Infrared radiation can be very useful. It transfers energy to the thermal energy stores of objects, which heats them up.
For example, when coal burns on a barbecue, it emits radiation that transfers to the food’s thermal energy stores. Therefore, the food heats up.
The colour of an object determines how good it is at absorbing or emitting radiation.
Look at the colours below:
When comparing the four colours…
Although silver is a poor emitter and absorber of radiation, its reflective properties make it the best choice for reflecting radiation.
This is why hot food is often wrapped in silver foil to keep them warm. The radiation the food is emitting is reflected back at the food, which keeps it warm.
Boiling water is poured into two different containers and the temperature was measured at regular intervals.
As you can see, the water in the container with a black surface cooled faster than the water in the shiny-surfaced container. This shows how black surfaces are better emitters of radiation and worse reflectors of radiation, compared to shiny surfaces.
Since black surfaces are excellent emitters, they release the water’s heat radiation more effectively, making the water cooler at all time intervals. Also, black surfaces are the worst at reflecting heat radiation back into the water

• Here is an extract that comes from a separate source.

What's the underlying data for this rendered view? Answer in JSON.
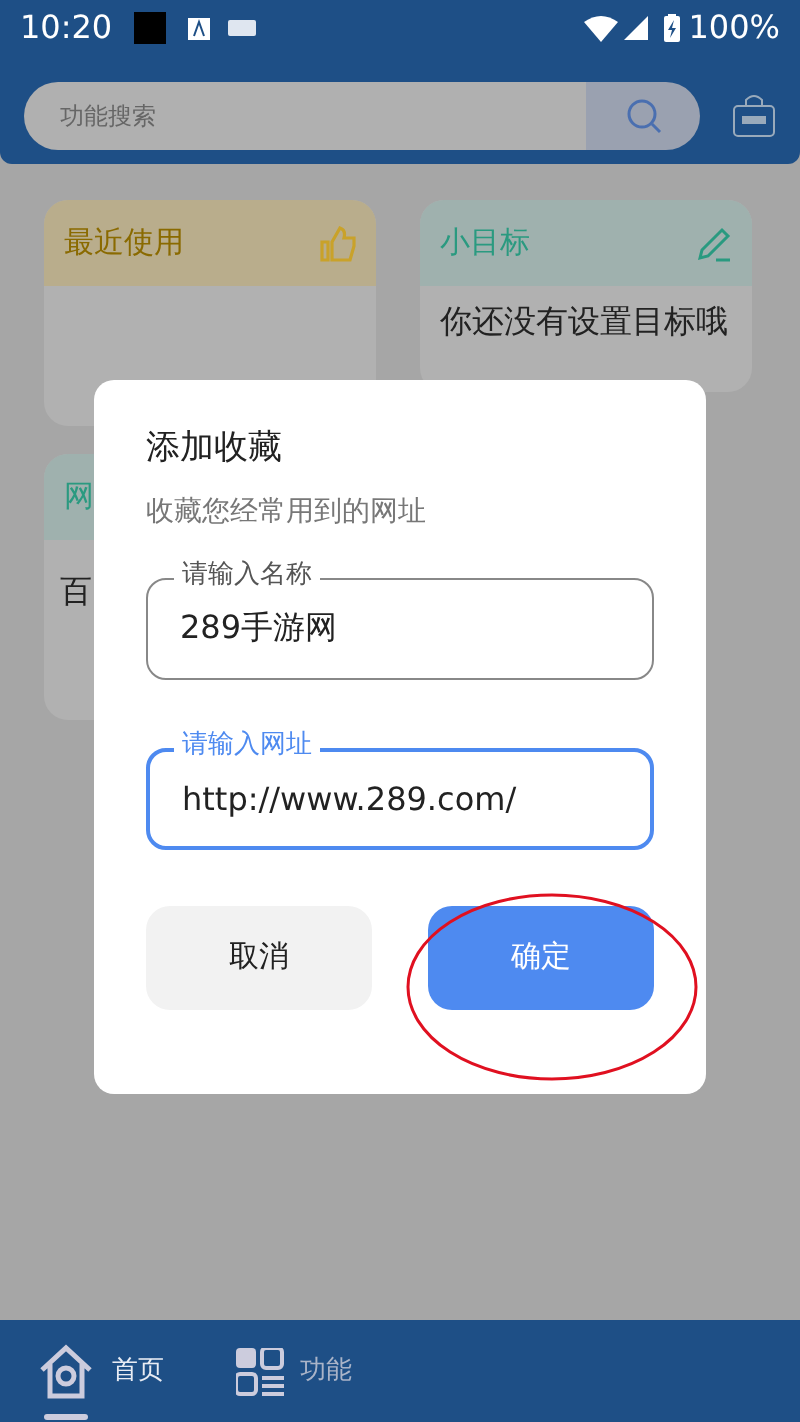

Shiny surfaces are poor emitters, meaning they don’t release the water’s heat energy effectively. This keeps the water warmer at all time intervals. Also, shiny surfaces are the best at reflecting heat radiation back to the water.